The Quadrantids are lots of fun, but be ready to get up early and spend some time outside in the winter cold. The Quadrantids are a morning meteor shower: in the evening hours the radiant is low in the north, so few meteors will appear. As the radiant rises higher in the sky in the morning hours, the number of Quadrantids also increases. The best hours for viewing the shower are the final 2-3 predawn hours. The Moon will be out of the sky for all of the night. The 2019 Quadrantid shower is expected to be the best one for Europe in a long time: the peak is expected at 02h UTC on January 4 – in the early morning hours local time for Europe (3 am CET, 2 am GMT).

Quadrantid radiant position on peak night. Map: Heavens-above.com – check them out also for their excellent satellite pass prediction service.

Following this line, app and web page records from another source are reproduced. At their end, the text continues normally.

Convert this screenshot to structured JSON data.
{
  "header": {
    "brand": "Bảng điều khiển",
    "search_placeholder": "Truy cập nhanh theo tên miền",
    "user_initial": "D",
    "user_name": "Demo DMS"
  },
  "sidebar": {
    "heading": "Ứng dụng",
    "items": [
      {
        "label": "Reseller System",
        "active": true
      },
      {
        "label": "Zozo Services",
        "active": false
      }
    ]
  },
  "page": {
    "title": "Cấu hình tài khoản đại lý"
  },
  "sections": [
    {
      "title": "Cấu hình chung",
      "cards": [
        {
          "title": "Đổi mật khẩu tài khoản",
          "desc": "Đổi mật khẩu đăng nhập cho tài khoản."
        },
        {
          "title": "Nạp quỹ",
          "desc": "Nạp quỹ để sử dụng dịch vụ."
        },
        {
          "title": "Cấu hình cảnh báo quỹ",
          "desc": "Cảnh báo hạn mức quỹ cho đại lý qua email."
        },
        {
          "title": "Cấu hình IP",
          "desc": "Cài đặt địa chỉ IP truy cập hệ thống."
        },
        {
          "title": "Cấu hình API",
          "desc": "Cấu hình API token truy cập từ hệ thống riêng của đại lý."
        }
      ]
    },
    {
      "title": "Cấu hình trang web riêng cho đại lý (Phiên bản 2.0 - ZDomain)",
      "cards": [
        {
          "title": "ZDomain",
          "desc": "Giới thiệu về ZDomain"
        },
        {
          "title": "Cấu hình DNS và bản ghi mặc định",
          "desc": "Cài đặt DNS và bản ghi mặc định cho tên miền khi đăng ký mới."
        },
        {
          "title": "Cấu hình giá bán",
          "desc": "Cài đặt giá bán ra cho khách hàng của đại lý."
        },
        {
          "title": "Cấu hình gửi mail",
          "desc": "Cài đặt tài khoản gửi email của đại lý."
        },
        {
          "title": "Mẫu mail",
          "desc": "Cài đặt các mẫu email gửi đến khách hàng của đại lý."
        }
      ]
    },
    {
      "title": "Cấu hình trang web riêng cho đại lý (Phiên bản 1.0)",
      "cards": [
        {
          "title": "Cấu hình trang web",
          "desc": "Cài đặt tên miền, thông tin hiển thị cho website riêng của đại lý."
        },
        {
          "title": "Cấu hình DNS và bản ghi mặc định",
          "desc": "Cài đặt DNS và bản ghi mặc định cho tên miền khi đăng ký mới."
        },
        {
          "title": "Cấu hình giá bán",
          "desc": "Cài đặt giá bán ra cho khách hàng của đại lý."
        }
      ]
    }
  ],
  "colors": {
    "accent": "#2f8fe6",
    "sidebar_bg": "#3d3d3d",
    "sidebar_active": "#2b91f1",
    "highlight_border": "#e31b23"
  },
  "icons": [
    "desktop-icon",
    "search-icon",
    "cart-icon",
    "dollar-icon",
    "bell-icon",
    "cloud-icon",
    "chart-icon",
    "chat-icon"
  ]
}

The best time to see the meteor shower this year will be in the predawn hours of the morning of January 4. Find a good, dark location – any light pollution will strongly diminish the number of visible meteors. The darker the sky, the more meteors you will see. To see the Quadrantids you will not need a telescope or binoculars, just your naked eyes. Take a lawn chair with you, observing while standing is strenuous.

Dress appropriately! Chances are it will be freezing cold, you need to dress warm. Dress twice as warm as you think is necessary, after half an hour or an hour (or more) of observing the sky you will quickly get cold. Also bring a snack or two to keep your energy up! Do not overdo it on warm drinks, as they can actually increase heat loss. And – most importantly – bring company, it will be much more fun! Good luck!

Where to find dark skies for the Quadrantid meteor shower